> EXERCISE MATERIAL:
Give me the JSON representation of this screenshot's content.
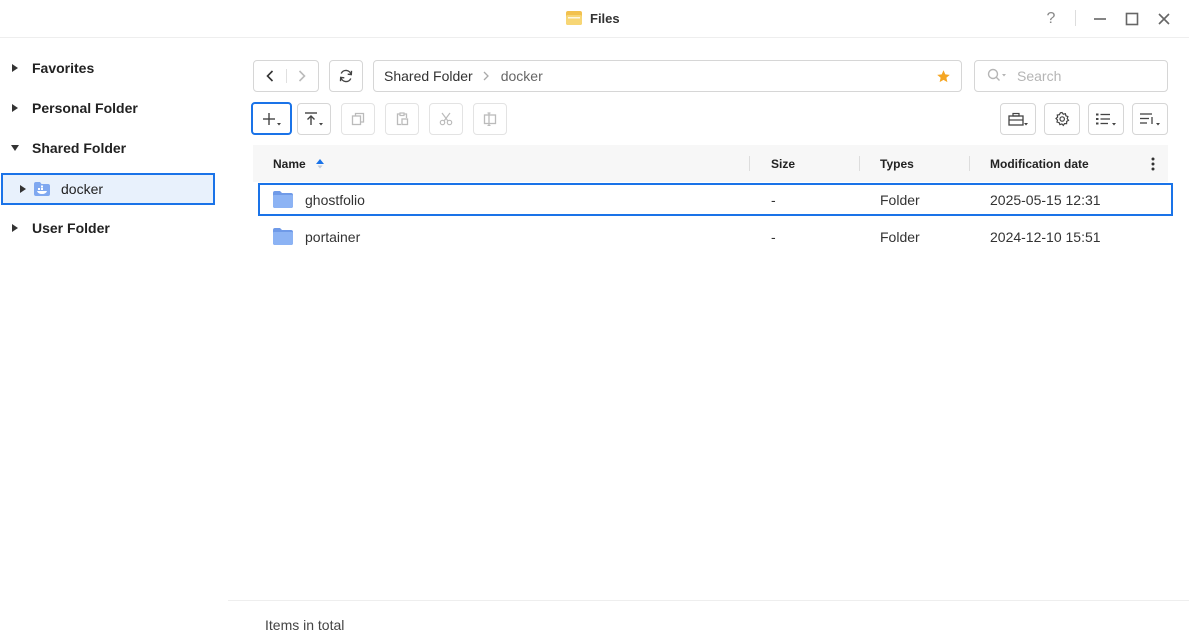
{
  "window": {
    "title": "Files",
    "controls": [
      "help-icon",
      "minimize-icon",
      "maximize-icon",
      "close-icon"
    ],
    "help_label": "?"
  },
  "sidebar": {
    "items": [
      {
        "label": "Favorites",
        "expanded": false
      },
      {
        "label": "Personal Folder",
        "expanded": false
      },
      {
        "label": "Shared Folder",
        "expanded": true,
        "children": [
          {
            "label": "docker",
            "icon": "shared-folder-icon",
            "selected": true
          }
        ]
      },
      {
        "label": "User Folder",
        "expanded": false
      }
    ]
  },
  "navigation": {
    "breadcrumb": [
      "Shared Folder",
      "docker"
    ],
    "favorite": true,
    "search": {
      "placeholder": "Search",
      "value": ""
    }
  },
  "toolbar": {
    "left_buttons": [
      {
        "icon": "plus-icon",
        "menu": true,
        "enabled": true
      },
      {
        "icon": "upload-icon",
        "menu": true,
        "enabled": true
      },
      {
        "icon": "copy-icon",
        "enabled": false
      },
      {
        "icon": "paste-icon",
        "enabled": false
      },
      {
        "icon": "cut-icon",
        "enabled": false
      },
      {
        "icon": "rename-icon",
        "enabled": false
      }
    ],
    "right_buttons": [
      {
        "icon": "toolbox-icon"
      },
      {
        "icon": "settings-icon"
      },
      {
        "icon": "view-list-icon",
        "menu": true
      },
      {
        "icon": "sort-icon",
        "menu": true
      }
    ]
  },
  "table": {
    "columns": [
      "Name",
      "Size",
      "Types",
      "Modification date"
    ],
    "sort": {
      "column": "Name",
      "direction": "asc"
    },
    "rows": [
      {
        "name": "ghostfolio",
        "size": "-",
        "type": "Folder",
        "modified": "2025-05-15 12:31",
        "selected": true
      },
      {
        "name": "portainer",
        "size": "-",
        "type": "Folder",
        "modified": "2024-12-10 15:51",
        "selected": false
      }
    ]
  },
  "status": {
    "text": "Items in total"
  },
  "colors": {
    "accent": "#1a73e8",
    "folder": "#7fa8f0",
    "star": "#f5a623",
    "selected_bg": "#e8f1fc"
  }
}
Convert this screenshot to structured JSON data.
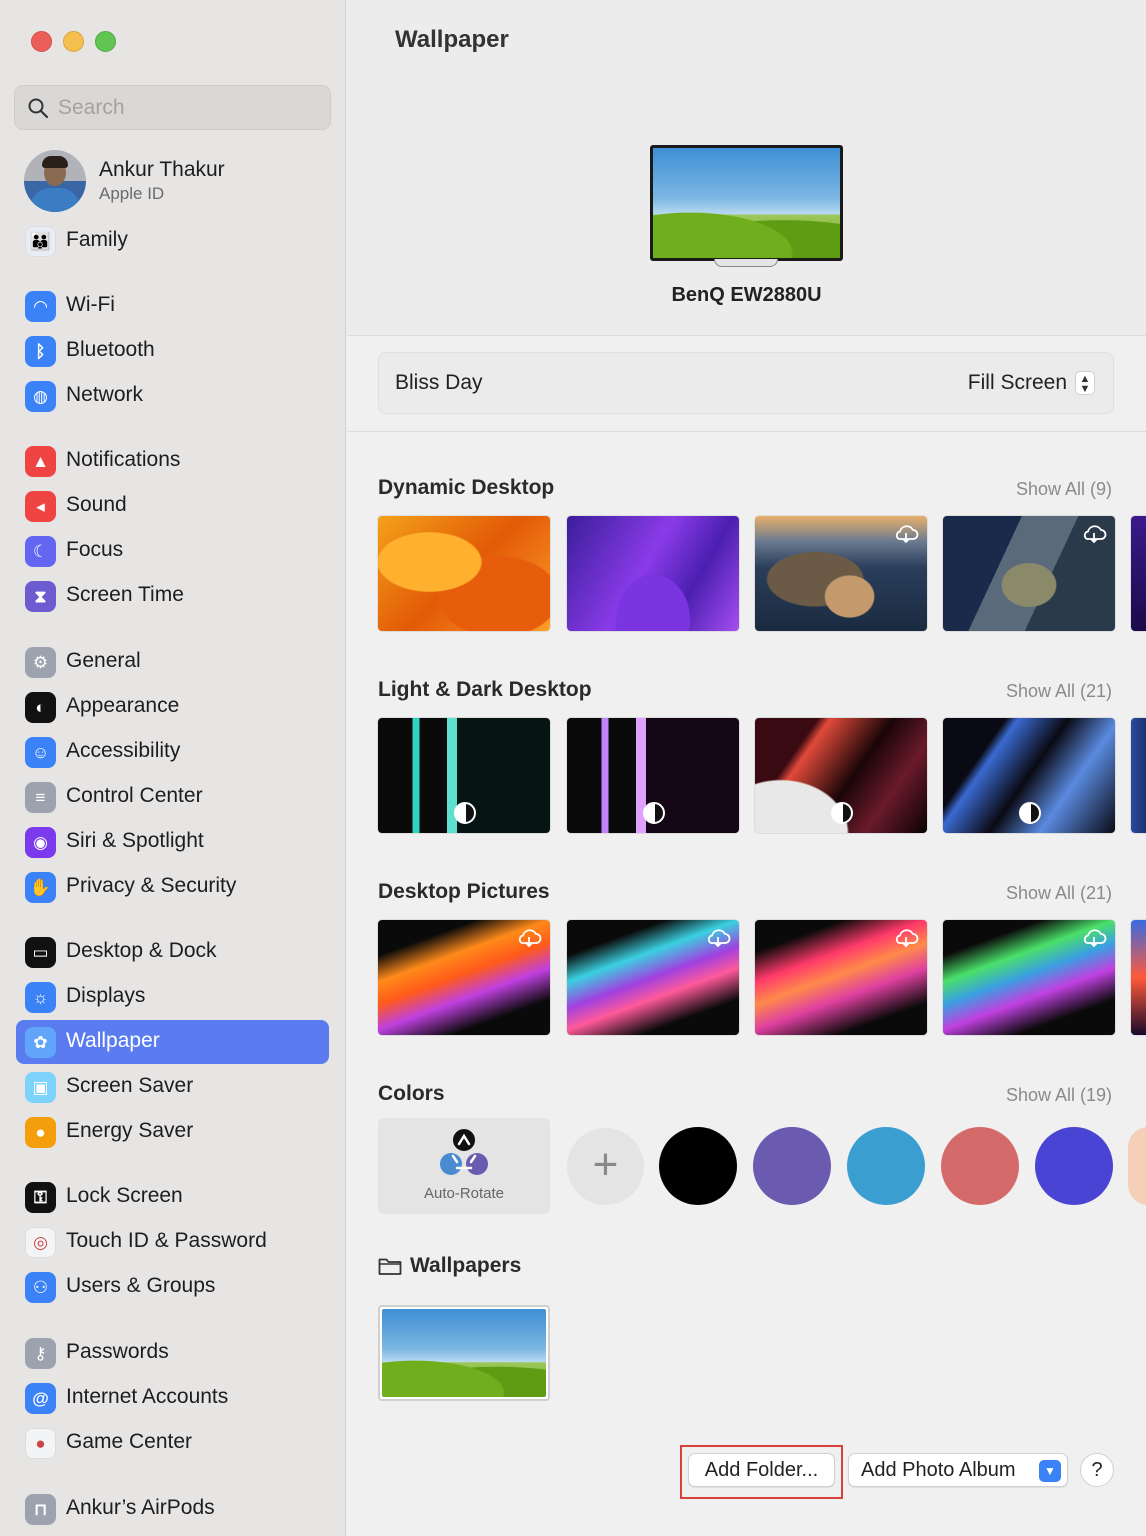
{
  "search": {
    "placeholder": "Search"
  },
  "profile": {
    "name": "Ankur Thakur",
    "subtitle": "Apple ID"
  },
  "sidebar": {
    "items": [
      {
        "label": "Family",
        "icon": "family-icon",
        "color": "#e8ecf5"
      },
      {
        "label": "Wi-Fi",
        "icon": "wifi-icon",
        "color": "#3b82f6"
      },
      {
        "label": "Bluetooth",
        "icon": "bluetooth-icon",
        "color": "#3b82f6"
      },
      {
        "label": "Network",
        "icon": "globe-icon",
        "color": "#3b82f6"
      },
      {
        "label": "Notifications",
        "icon": "bell-icon",
        "color": "#ef4444"
      },
      {
        "label": "Sound",
        "icon": "speaker-icon",
        "color": "#ef4444"
      },
      {
        "label": "Focus",
        "icon": "moon-icon",
        "color": "#6366f1"
      },
      {
        "label": "Screen Time",
        "icon": "hourglass-icon",
        "color": "#6d5bd0"
      },
      {
        "label": "General",
        "icon": "gear-icon",
        "color": "#9ca3af"
      },
      {
        "label": "Appearance",
        "icon": "appearance-icon",
        "color": "#111111"
      },
      {
        "label": "Accessibility",
        "icon": "accessibility-icon",
        "color": "#3b82f6"
      },
      {
        "label": "Control Center",
        "icon": "toggles-icon",
        "color": "#9ca3af"
      },
      {
        "label": "Siri & Spotlight",
        "icon": "siri-icon",
        "color": "#7c3aed"
      },
      {
        "label": "Privacy & Security",
        "icon": "hand-icon",
        "color": "#3b82f6"
      },
      {
        "label": "Desktop & Dock",
        "icon": "dock-icon",
        "color": "#111111"
      },
      {
        "label": "Displays",
        "icon": "sun-icon",
        "color": "#3b82f6"
      },
      {
        "label": "Wallpaper",
        "icon": "flower-icon",
        "color": "#60a5fa"
      },
      {
        "label": "Screen Saver",
        "icon": "screensaver-icon",
        "color": "#7dd3fc"
      },
      {
        "label": "Energy Saver",
        "icon": "bulb-icon",
        "color": "#f59e0b"
      },
      {
        "label": "Lock Screen",
        "icon": "lock-icon",
        "color": "#111111"
      },
      {
        "label": "Touch ID & Password",
        "icon": "fingerprint-icon",
        "color": "#f3f4f6"
      },
      {
        "label": "Users & Groups",
        "icon": "users-icon",
        "color": "#3b82f6"
      },
      {
        "label": "Passwords",
        "icon": "key-icon",
        "color": "#9ca3af"
      },
      {
        "label": "Internet Accounts",
        "icon": "at-icon",
        "color": "#3b82f6"
      },
      {
        "label": "Game Center",
        "icon": "gamecenter-icon",
        "color": "#f3f4f6"
      },
      {
        "label": "Ankur’s AirPods",
        "icon": "airpods-icon",
        "color": "#9ca3af"
      }
    ]
  },
  "main": {
    "title": "Wallpaper",
    "monitor_name": "BenQ EW2880U",
    "current_wallpaper": "Bliss Day",
    "fill_mode": "Fill Screen",
    "sections": {
      "dynamic": {
        "title": "Dynamic Desktop",
        "show_all": "Show All (9)"
      },
      "lightdark": {
        "title": "Light & Dark Desktop",
        "show_all": "Show All (21)"
      },
      "pictures": {
        "title": "Desktop Pictures",
        "show_all": "Show All (21)"
      },
      "colors": {
        "title": "Colors",
        "show_all": "Show All (19)",
        "auto_rotate": "Auto-Rotate",
        "add_symbol": "+",
        "swatches": [
          "#000000",
          "#6a5bb0",
          "#3a9fd0",
          "#d46a6a",
          "#4a44d4"
        ]
      },
      "folder": {
        "title": "Wallpapers"
      }
    }
  },
  "footer": {
    "add_folder": "Add Folder...",
    "add_album": "Add Photo Album",
    "help": "?"
  }
}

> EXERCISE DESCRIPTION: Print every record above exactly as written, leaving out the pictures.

> EXERCISE ANSWER:
Give me the JSON representation of this screenshot's content.
{
  "window": {
    "title": "Files",
    "controls": [
      "help-icon",
      "minimize-icon",
      "maximize-icon",
      "close-icon"
    ],
    "help_label": "?"
  },
  "sidebar": {
    "items": [
      {
        "label": "Favorites",
        "expanded": false
      },
      {
        "label": "Personal Folder",
        "expanded": false
      },
      {
        "label": "Shared Folder",
        "expanded": true,
        "children": [
          {
            "label": "docker",
            "icon": "shared-folder-icon",
            "selected": true
          }
        ]
      },
      {
        "label": "User Folder",
        "expanded": false
      }
    ]
  },
  "navigation": {
    "breadcrumb": [
      "Shared Folder",
      "docker"
    ],
    "favorite": true,
    "search": {
      "placeholder": "Search",
      "value": ""
    }
  },
  "toolbar": {
    "left_buttons": [
      {
        "icon": "plus-icon",
        "menu": true,
        "enabled": true
      },
      {
        "icon": "upload-icon",
        "menu": true,
        "enabled": true
      },
      {
        "icon": "copy-icon",
        "enabled": false
      },
      {
        "icon": "paste-icon",
        "enabled": false
      },
      {
        "icon": "cut-icon",
        "enabled": false
      },
      {
        "icon": "rename-icon",
        "enabled": false
      }
    ],
    "right_buttons": [
      {
        "icon": "toolbox-icon"
      },
      {
        "icon": "settings-icon"
      },
      {
        "icon": "view-list-icon",
        "menu": true
      },
      {
        "icon": "sort-icon",
        "menu": true
      }
    ]
  },
  "table": {
    "columns": [
      "Name",
      "Size",
      "Types",
      "Modification date"
    ],
    "sort": {
      "column": "Name",
      "direction": "asc"
    },
    "rows": [
      {
        "name": "ghostfolio",
        "size": "-",
        "type": "Folder",
        "modified": "2025-05-15 12:31",
        "selected": true
      },
      {
        "name": "portainer",
        "size": "-",
        "type": "Folder",
        "modified": "2024-12-10 15:51",
        "selected": false
      }
    ]
  },
  "status": {
    "text": "Items in total"
  },
  "colors": {
    "accent": "#1a73e8",
    "folder": "#7fa8f0",
    "star": "#f5a623",
    "selected_bg": "#e8f1fc"
  }
}
Convert this screenshot to structured JSON data.
{
  "search": {
    "placeholder": "Search"
  },
  "profile": {
    "name": "Ankur Thakur",
    "subtitle": "Apple ID"
  },
  "sidebar": {
    "items": [
      {
        "label": "Family",
        "icon": "family-icon",
        "color": "#e8ecf5"
      },
      {
        "label": "Wi-Fi",
        "icon": "wifi-icon",
        "color": "#3b82f6"
      },
      {
        "label": "Bluetooth",
        "icon": "bluetooth-icon",
        "color": "#3b82f6"
      },
      {
        "label": "Network",
        "icon": "globe-icon",
        "color": "#3b82f6"
      },
      {
        "label": "Notifications",
        "icon": "bell-icon",
        "color": "#ef4444"
      },
      {
        "label": "Sound",
        "icon": "speaker-icon",
        "color": "#ef4444"
      },
      {
        "label": "Focus",
        "icon": "moon-icon",
        "color": "#6366f1"
      },
      {
        "label": "Screen Time",
        "icon": "hourglass-icon",
        "color": "#6d5bd0"
      },
      {
        "label": "General",
        "icon": "gear-icon",
        "color": "#9ca3af"
      },
      {
        "label": "Appearance",
        "icon": "appearance-icon",
        "color": "#111111"
      },
      {
        "label": "Accessibility",
        "icon": "accessibility-icon",
        "color": "#3b82f6"
      },
      {
        "label": "Control Center",
        "icon": "toggles-icon",
        "color": "#9ca3af"
      },
      {
        "label": "Siri & Spotlight",
        "icon": "siri-icon",
        "color": "#7c3aed"
      },
      {
        "label": "Privacy & Security",
        "icon": "hand-icon",
        "color": "#3b82f6"
      },
      {
        "label": "Desktop & Dock",
        "icon": "dock-icon",
        "color": "#111111"
      },
      {
        "label": "Displays",
        "icon": "sun-icon",
        "color": "#3b82f6"
      },
      {
        "label": "Wallpaper",
        "icon": "flower-icon",
        "color": "#60a5fa"
      },
      {
        "label": "Screen Saver",
        "icon": "screensaver-icon",
        "color": "#7dd3fc"
      },
      {
        "label": "Energy Saver",
        "icon": "bulb-icon",
        "color": "#f59e0b"
      },
      {
        "label": "Lock Screen",
        "icon": "lock-icon",
        "color": "#111111"
      },
      {
        "label": "Touch ID & Password",
        "icon": "fingerprint-icon",
        "color": "#f3f4f6"
      },
      {
        "label": "Users & Groups",
        "icon": "users-icon",
        "color": "#3b82f6"
      },
      {
        "label": "Passwords",
        "icon": "key-icon",
        "color": "#9ca3af"
      },
      {
        "label": "Internet Accounts",
        "icon": "at-icon",
        "color": "#3b82f6"
      },
      {
        "label": "Game Center",
        "icon": "gamecenter-icon",
        "color": "#f3f4f6"
      },
      {
        "label": "Ankur’s AirPods",
        "icon": "airpods-icon",
        "color": "#9ca3af"
      }
    ]
  },
  "main": {
    "title": "Wallpaper",
    "monitor_name": "BenQ EW2880U",
    "current_wallpaper": "Bliss Day",
    "fill_mode": "Fill Screen",
    "sections": {
      "dynamic": {
        "title": "Dynamic Desktop",
        "show_all": "Show All (9)"
      },
      "lightdark": {
        "title": "Light & Dark Desktop",
        "show_all": "Show All (21)"
      },
      "pictures": {
        "title": "Desktop Pictures",
        "show_all": "Show All (21)"
      },
      "colors": {
        "title": "Colors",
        "show_all": "Show All (19)",
        "auto_rotate": "Auto-Rotate",
        "add_symbol": "+",
        "swatches": [
          "#000000",
          "#6a5bb0",
          "#3a9fd0",
          "#d46a6a",
          "#4a44d4"
        ]
      },
      "folder": {
        "title": "Wallpapers"
      }
    }
  },
  "footer": {
    "add_folder": "Add Folder...",
    "add_album": "Add Photo Album",
    "help": "?"
  }
}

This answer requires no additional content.